see and hear long before Peel's the-by, danced ahout pretty Bill arrive at the last stage of its merrily through the country newseffects. :
papers, to the great edification, I " Mr. Walter BURRELL spoke trust, of the whole of the nume
like a plain and sincere man. He rous family of Jolterhead. said, that he had supported the Lord Milton touched on the Ministers in the war, in order to render point, on the heel of the obtain an honourable and lasting Achilles of the system. He peace, which peace he expected could see no reason for raising to produce a great reduction of money to keep up the price of tax-s; but, he now found that the stock any more than for raising ministers' came down with the money to keep up the price of same demand for establishments corn. That was a good thrust, as before. This was all very and a home one! It was a good simple, to be sure ; but, it was way of putting the thing. If the honest, at any rate. Mr. BUR-reader looks at the Preliminary RELL should have read the Re- Part of Paper against Gold, just gister always, and then he would published, he will see, that I not have been deceived. How- pressed the necessity of stopping 'ever, his eyes do not appear to this fund, in 1806! What trou"bė open yet. The taxes have bles would have been prevented, been doubled since the peace of if that advice had been followed ! Paris, in 1814. The Fund-lord, Who that has common sense and * Pensioner, Placeman, Judge, common soul in him can endure to Police-man, and all others, who be oppressed and insulted as this live on the taxes, actually receive system oppresses au I insults every twice as much wheat now as they one who has to labour for his livedid in 1813. And, it is the whea lihood? Indeed, men will not endure it. To be told to our | the growth of ages. When mere heads, that we are " roblers,” | shuffling clerks, and orange boys, unless we 'not only pay the full get to be millioners, during a few nomial interest, and double the years; ten, twenty, or thirty ; real interest, but, unless we when this is the case, the prospay an additional 3 per cent, or perity is false. All must come thereabouts, to keep up the price out of labour. It can come from of the principal; to be told this, nothing else. And labour will and to be compelled to act up to not, in a short space of time, it, too, who will endure that can create so many fine showy things, get away from it ? Accordingly if it have its due wages to be conthousands are fleeing with whatsumed by the labourer. The slow they can scrape together. Sixty surplus of labour will create fine inhabitants of the little Isle of showy things; but, if labour Wight, a third part farmers, have be robbed of its due, of what it lately sailed for America in one needs, in order to create fine ship. From Sussex they are things, those things are no proof following each other in droves. of prosperity. And his lordship Mr. Walter BURRELL can tellis very much deceived, if he how many of his farms have imagines, that our fine things are been flung up; and, probably, to remain, if the taxing system is how many of his late tenants are to be brought down, I beg him off, or setting off to America ! to bear this in mind : Peel's Bilk To be sure! Would I stay here knocks the eyes out of Scripto farm, and to pay double interest Castles, and replaces the notes of and an annual 3 per cent. besides; the Piano by the chackling of and be called a “ robber” if I the Jack-daw, as sure as his lord-grumbled ? I would hang myself ship has a head upon his shoulders." first.

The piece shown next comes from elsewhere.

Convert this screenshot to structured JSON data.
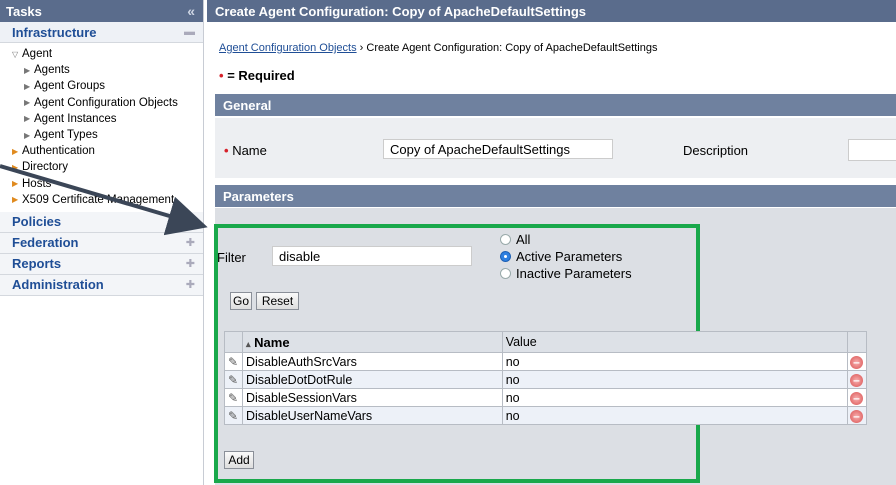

n. Thirty thousand attorneys and LORD MILTON was, however, ten thousand bankers and bankwrong in his notion that the gay ers' clerks and a hundred thoucities and towns were marks of sand tax-gatherers and twenty or prosperity. They prove that a thirty thousand half-pay officers: part prospers. When they are and a hundred thousand nabobs. the growth of time, they show have arisen out of this system,, that the prosperity is general. and can be upheld only by this But, they must, in this case, be system !: Let his lordship bear